Poetry by Daniel Borzutzky
March 3, 2021 • 6 x 9 • 120 pages • 978-1-56689-599-6
National Book Award winner Daniel Borzutzky pens an incandescent indictment of capitalism’s moral decay.
In Written After a Massacre in the Year 2018, Daniel Borzutzky rages against the military industrial complex that profits from violence, against the unjust policing of certain bodies, against xenophobia passing for immigration policy, against hate spreading like a virus. He grieves for children in cages and those slain in the Tree of Life synagogue shooting in Pittsburgh. But pulsing amid Borzutzky’s outrage over our era’s tragedies is a longing for something better: for generosity to triumph over stinginess and for peace to transform injustice. Borzutzky’s strident language juxtaposes the horror of consumer-culture violence with its absurdity, and he masterfully shifts between shock and heartbreak over the course of the collection. Bleak but not hopeless, Written After a Massacre in the Year 2018 is an unflinching poetic reckoning with the twenty-first century.

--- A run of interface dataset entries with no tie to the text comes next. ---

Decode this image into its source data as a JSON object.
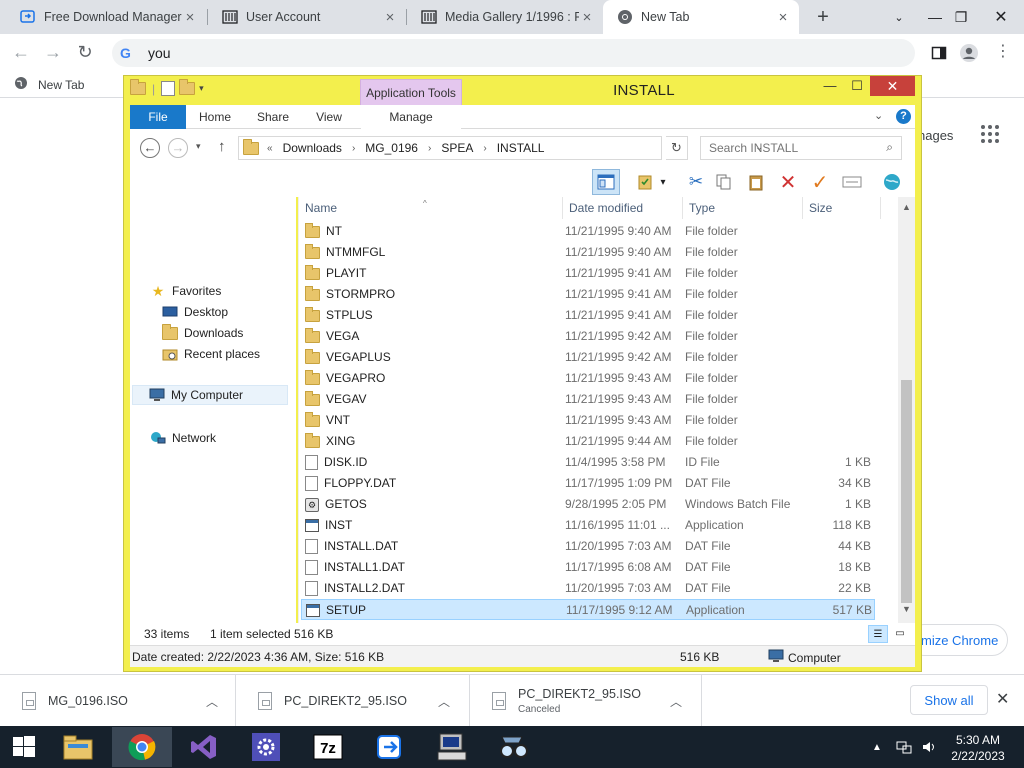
{
  "chrome": {
    "tabs": [
      {
        "title": "Free Download Manager",
        "active": false
      },
      {
        "title": "User Account",
        "active": false
      },
      {
        "title": "Media Gallery 1/1996 : Fi",
        "active": false
      },
      {
        "title": "New Tab",
        "active": true
      }
    ],
    "omnibox_value": "you",
    "bookmark": "New Tab",
    "page_images_link": "nages",
    "customize_label": "mize Chrome"
  },
  "explorer": {
    "title": "INSTALL",
    "context_tab": "Application Tools",
    "ribbon_tabs": [
      "File",
      "Home",
      "Share",
      "View",
      "Manage"
    ],
    "breadcrumb": [
      "«",
      "Downloads",
      "MG_0196",
      "SPEA",
      "INSTALL"
    ],
    "search_placeholder": "Search INSTALL",
    "nav": {
      "favorites": "Favorites",
      "desktop": "Desktop",
      "downloads": "Downloads",
      "recent": "Recent places",
      "computer": "My Computer",
      "network": "Network"
    },
    "columns": {
      "name": "Name",
      "date": "Date modified",
      "type": "Type",
      "size": "Size"
    },
    "rows": [
      {
        "name": "NT",
        "date": "11/21/1995 9:40 AM",
        "type": "File folder",
        "size": "",
        "icon": "folder"
      },
      {
        "name": "NTMMFGL",
        "date": "11/21/1995 9:40 AM",
        "type": "File folder",
        "size": "",
        "icon": "folder"
      },
      {
        "name": "PLAYIT",
        "date": "11/21/1995 9:41 AM",
        "type": "File folder",
        "size": "",
        "icon": "folder"
      },
      {
        "name": "STORMPRO",
        "date": "11/21/1995 9:41 AM",
        "type": "File folder",
        "size": "",
        "icon": "folder"
      },
      {
        "name": "STPLUS",
        "date": "11/21/1995 9:41 AM",
        "type": "File folder",
        "size": "",
        "icon": "folder"
      },
      {
        "name": "VEGA",
        "date": "11/21/1995 9:42 AM",
        "type": "File folder",
        "size": "",
        "icon": "folder"
      },
      {
        "name": "VEGAPLUS",
        "date": "11/21/1995 9:42 AM",
        "type": "File folder",
        "size": "",
        "icon": "folder"
      },
      {
        "name": "VEGAPRO",
        "date": "11/21/1995 9:43 AM",
        "type": "File folder",
        "size": "",
        "icon": "folder"
      },
      {
        "name": "VEGAV",
        "date": "11/21/1995 9:43 AM",
        "type": "File folder",
        "size": "",
        "icon": "folder"
      },
      {
        "name": "VNT",
        "date": "11/21/1995 9:43 AM",
        "type": "File folder",
        "size": "",
        "icon": "folder"
      },
      {
        "name": "XING",
        "date": "11/21/1995 9:44 AM",
        "type": "File folder",
        "size": "",
        "icon": "folder"
      },
      {
        "name": "DISK.ID",
        "date": "11/4/1995 3:58 PM",
        "type": "ID File",
        "size": "1 KB",
        "icon": "file"
      },
      {
        "name": "FLOPPY.DAT",
        "date": "11/17/1995 1:09 PM",
        "type": "DAT File",
        "size": "34 KB",
        "icon": "file"
      },
      {
        "name": "GETOS",
        "date": "9/28/1995 2:05 PM",
        "type": "Windows Batch File",
        "size": "1 KB",
        "icon": "bat"
      },
      {
        "name": "INST",
        "date": "11/16/1995 11:01 ...",
        "type": "Application",
        "size": "118 KB",
        "icon": "app"
      },
      {
        "name": "INSTALL.DAT",
        "date": "11/20/1995 7:03 AM",
        "type": "DAT File",
        "size": "44 KB",
        "icon": "file"
      },
      {
        "name": "INSTALL1.DAT",
        "date": "11/17/1995 6:08 AM",
        "type": "DAT File",
        "size": "18 KB",
        "icon": "file"
      },
      {
        "name": "INSTALL2.DAT",
        "date": "11/20/1995 7:03 AM",
        "type": "DAT File",
        "size": "22 KB",
        "icon": "file"
      },
      {
        "name": "SETUP",
        "date": "11/17/1995 9:12 AM",
        "type": "Application",
        "size": "517 KB",
        "icon": "app",
        "selected": true
      }
    ],
    "status": {
      "items": "33 items",
      "selected": "1 item selected",
      "selected_size": "516 KB",
      "details": "Date created: 2/22/2023 4:36 AM, Size: 516 KB",
      "details_size": "516 KB",
      "location": "Computer"
    }
  },
  "downloads": [
    {
      "name": "MG_0196.ISO",
      "sub": ""
    },
    {
      "name": "PC_DIREKT2_95.ISO",
      "sub": ""
    },
    {
      "name": "PC_DIREKT2_95.ISO",
      "sub": "Canceled"
    }
  ],
  "show_all": "Show all",
  "clock": {
    "time": "5:30 AM",
    "date": "2/22/2023"
  },
  "colors": {
    "explorer_frame": "#f3ef4d",
    "selection": "#cce8ff",
    "file_tab": "#1979ca"
  }
}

About the Author
Daniel Borzutzky is the author of several poetry collections, including The Book of Interfering Bodies; In the Murmurs of the Rotten Carcass Economy; The Performance of Becoming Human, winner of the 2016 National Book Award; and Lake Michigan, a finalist for the 2019 Griffin International Poetry Prize. His translation of Galo Ghigliotto’s Valdivia received the National Translation Award. He has also translated books by Chilean poets Raúl Zurita and Jaime Luis Huenún. He teaches at the University of Illinois at Chicago.
Praise for Daniel Borzutzky
“Through repetition and obsessive accumulation, every phrase leaps off the page, begging to be spoken aloud, or shouted. The work is as personally conflicted as Berryman’s, as stealthy as Celan’s, and as openly political as Ginsberg’s.” —National Book Award citation
“This is one of contemporary poetry’s most cogent documents of humanity and suffering in the 21st century.” —Publishers Weekly
“Violent, perverse, tender.” —Eileen Myles, Poetry Foundation
“According to Borzutzky, we are all responsible for the current state of the union.” —Craig Morgan Teicher, NPR